The woman was initially treated for a conversion disorder since her findings suggested this diagnosis including “the absence of a typical pattern the reference to a positive Hoover sign in one of the early evaluations, inconsistent and fluctuating motor deficits, coinciding timeline with stressful life events, and a predominantly anxious basal affective state,” writes Teodoro.

The patient reported having a recent stressful event and symptoms of anxiety.  In turn, she was prescribed the antidepressant Sertraline (100mg) and Pregabalin (150mg), a nerve pain drug, also known as Lyrica.

But by day 5, the woman’s symptoms had worsened. Her upper and lower limbs were areflexic. And, needle electromyography revealed “a subacute motor axonal neuropathy pattern and a right median nerve mononeuropathy.”

Guillain-Barré syndrome

Guillain-Barré syndrome, an autoimmune disorder, was considered based on EMG findings and a spinal tap which revealed albuminocytologic dissociation, a hallmark finding of Guillain-Barré syndrome.

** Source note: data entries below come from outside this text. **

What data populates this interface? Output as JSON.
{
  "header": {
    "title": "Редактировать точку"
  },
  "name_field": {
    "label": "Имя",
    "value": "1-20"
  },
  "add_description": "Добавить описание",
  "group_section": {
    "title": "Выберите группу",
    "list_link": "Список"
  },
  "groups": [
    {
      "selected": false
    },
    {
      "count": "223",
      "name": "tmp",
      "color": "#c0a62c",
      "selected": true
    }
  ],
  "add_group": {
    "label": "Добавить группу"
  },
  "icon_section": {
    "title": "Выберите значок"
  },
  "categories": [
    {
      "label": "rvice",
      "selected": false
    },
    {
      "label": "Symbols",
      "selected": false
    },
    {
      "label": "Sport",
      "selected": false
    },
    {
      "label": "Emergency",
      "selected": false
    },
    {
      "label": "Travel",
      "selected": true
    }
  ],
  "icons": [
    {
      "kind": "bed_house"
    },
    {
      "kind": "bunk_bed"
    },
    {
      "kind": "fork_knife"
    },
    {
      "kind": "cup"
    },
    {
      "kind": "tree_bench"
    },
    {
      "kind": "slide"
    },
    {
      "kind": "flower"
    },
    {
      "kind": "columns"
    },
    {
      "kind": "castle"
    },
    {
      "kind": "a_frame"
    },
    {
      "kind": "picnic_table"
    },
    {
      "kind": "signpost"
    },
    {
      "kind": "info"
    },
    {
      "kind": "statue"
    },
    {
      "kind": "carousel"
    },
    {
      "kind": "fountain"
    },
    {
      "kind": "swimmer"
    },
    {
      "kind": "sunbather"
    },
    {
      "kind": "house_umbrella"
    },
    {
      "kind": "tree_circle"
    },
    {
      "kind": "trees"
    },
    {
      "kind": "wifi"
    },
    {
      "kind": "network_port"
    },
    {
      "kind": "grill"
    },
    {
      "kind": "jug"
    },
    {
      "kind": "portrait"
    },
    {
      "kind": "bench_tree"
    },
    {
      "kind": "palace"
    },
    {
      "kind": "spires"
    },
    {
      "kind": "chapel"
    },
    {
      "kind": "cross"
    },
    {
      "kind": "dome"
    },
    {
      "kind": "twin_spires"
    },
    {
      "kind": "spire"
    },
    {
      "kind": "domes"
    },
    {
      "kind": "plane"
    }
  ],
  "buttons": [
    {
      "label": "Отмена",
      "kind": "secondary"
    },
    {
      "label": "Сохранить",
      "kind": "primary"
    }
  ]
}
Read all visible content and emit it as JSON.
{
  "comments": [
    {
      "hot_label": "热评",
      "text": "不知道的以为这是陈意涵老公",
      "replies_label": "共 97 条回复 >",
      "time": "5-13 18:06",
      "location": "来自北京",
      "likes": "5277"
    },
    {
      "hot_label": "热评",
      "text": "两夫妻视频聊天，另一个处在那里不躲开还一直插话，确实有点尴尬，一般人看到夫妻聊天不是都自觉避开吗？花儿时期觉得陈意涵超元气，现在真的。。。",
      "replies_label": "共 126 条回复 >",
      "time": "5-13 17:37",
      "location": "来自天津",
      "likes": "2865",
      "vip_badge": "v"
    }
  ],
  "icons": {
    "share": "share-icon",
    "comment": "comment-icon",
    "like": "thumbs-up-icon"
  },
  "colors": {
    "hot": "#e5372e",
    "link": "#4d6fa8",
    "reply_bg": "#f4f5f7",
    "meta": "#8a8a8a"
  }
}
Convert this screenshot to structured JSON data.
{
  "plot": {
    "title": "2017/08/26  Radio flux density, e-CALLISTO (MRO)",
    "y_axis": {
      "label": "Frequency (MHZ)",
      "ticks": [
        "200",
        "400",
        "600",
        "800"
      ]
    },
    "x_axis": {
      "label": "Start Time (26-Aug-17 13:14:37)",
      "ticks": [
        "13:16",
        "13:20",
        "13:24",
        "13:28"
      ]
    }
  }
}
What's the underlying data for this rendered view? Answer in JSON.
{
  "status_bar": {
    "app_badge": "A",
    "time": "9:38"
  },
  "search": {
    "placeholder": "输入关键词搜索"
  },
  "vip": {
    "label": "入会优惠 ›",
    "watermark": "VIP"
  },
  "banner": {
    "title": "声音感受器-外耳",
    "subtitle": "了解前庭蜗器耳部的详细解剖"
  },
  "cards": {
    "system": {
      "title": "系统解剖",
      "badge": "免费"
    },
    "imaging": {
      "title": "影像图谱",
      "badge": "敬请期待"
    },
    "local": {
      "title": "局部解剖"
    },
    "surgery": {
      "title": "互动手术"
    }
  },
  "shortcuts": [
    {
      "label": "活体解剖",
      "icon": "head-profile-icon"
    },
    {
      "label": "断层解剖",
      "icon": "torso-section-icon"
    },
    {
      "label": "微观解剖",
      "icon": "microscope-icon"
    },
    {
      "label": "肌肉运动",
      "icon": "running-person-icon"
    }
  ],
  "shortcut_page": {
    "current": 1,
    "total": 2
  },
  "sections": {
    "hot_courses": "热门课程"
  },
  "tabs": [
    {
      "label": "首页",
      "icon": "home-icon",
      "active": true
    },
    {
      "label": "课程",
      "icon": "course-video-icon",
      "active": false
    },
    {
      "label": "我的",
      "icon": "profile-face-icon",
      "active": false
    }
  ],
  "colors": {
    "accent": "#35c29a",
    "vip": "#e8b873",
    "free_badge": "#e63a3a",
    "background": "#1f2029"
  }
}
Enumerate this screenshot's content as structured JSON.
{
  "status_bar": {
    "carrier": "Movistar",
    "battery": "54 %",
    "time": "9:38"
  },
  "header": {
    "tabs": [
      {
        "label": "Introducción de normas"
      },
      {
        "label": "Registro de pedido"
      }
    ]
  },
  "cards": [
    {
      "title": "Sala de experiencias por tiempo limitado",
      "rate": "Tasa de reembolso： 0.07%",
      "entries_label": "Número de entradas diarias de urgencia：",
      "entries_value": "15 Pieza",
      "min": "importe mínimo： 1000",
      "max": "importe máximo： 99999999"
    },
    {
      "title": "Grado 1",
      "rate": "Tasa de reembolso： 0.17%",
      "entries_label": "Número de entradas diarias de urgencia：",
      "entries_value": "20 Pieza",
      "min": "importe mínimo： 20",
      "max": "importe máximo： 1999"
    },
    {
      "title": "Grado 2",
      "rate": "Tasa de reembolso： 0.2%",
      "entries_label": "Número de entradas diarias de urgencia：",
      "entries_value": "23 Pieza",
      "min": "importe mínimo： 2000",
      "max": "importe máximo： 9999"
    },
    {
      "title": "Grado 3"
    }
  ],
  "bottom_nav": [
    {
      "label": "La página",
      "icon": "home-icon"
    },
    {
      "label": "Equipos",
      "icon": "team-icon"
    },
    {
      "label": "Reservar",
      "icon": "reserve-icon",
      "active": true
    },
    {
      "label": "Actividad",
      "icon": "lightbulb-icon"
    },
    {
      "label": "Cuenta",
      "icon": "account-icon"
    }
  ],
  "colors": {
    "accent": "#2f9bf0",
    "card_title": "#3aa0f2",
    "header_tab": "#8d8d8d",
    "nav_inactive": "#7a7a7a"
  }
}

A 5-day course of 32 g/day of intravenous immunoglobulin (0.4 g/kg/day) was initiated and led to a partial improvement in motor function.

Lyme disease

She was subsequently diagnosed with Lyme disease based on a positive IgM titer and a repeat spinal tap, which showed an elevated mononuclear white blood cell count of 20/μL and positive IgM.

“None of the most common infectious agents associated with Guillain-Barré syndrome were identified.  Surprisingly serologies for Borrelia were revealed to be positive, with further finding of IgM Borrelia antibodies in CSF,” writes Teodoro.

The possibility of a Guillain-Barré syndrome due to Borrelia infection should be considered,” the authors point out, “although this syndrome usually develops as a post-infectious syndrome.”

The woman was given a 14-day course of Ceftriaxone (2 g/day) and showed significant improvement in motor function. However, she was discharged requiring additional physical therapy and rehabilitation.

This is not the first case of a medical condition being diagnosed as a conversion disorder.  “There are case reports of Guillain-Barré syndrome misdiagnosed as a conversion disorder² highlighting the importance of considering the clinical heterogeneity of the possible presentations,” writes Teodoro.

Furthermore, although it is rare, there have been reports of Lyme disease mimicking Guillain-Barré syndrome.³

“This case highlights the importance of the differential diagnosis of atypical presentations of neurological disease, including the possibility of functional neurological symptoms,” the authors conclude.

  1. Teodoro T, Oliveira R, Afonso P. Atypical Lyme Neuroborreliosis, Guillain-Barré Syndrome or Conversion Disorder: Differential Diagnosis of Unusual Neurological Presentations. Case Rep Neurol. 2019 Apr 30;11(1):142-147.
  2. Edelsohn G. Guillain-Barré misdiagnosed as conversion disorder. Hosp Community Psychiatry. 1982 Sep;33(9):766–7.
  3. Tyagi N, Maheswaran T, Wimalaratna S. Neuroborreliosis: the Guillain-Barré mimicker. BMJ Case Rep. 2015 Jun 25;2015.pii:bcr2014209080.


For more:

VARIOUS VACCINES ARE DEFINITELY CAUSING GBS. The connection between vaccination and paralysis has been known since the 40’s and 50’s and was written about in The Lancet by Stephen Mawdsley in an article titled, “Polio Provocation: Solving a Mystery With the Help of History.”

Mawdsley states:

“The application of epidemiological surveillance and statistical methods enabled researchers to trace the steady rise in polio incidence along with the expansion of immunization programs for diphtheria, pertussis, and tetanus. A report that emerged from Guy’s and Evelina Hospitals, London, in 1950, found that 17 cases of polio paralysis developed in the limb injected with pertussis or tetanus inoculations. Results published by Australian doctor Bertram McCloskey also showed a strong association between injections and polio paralysis. Meanwhile, in the USA, public health researchers in New York and Pennsylvania reached similar conclusions.Clinical evidence, derived from across three continents, had established a theory that required attention.”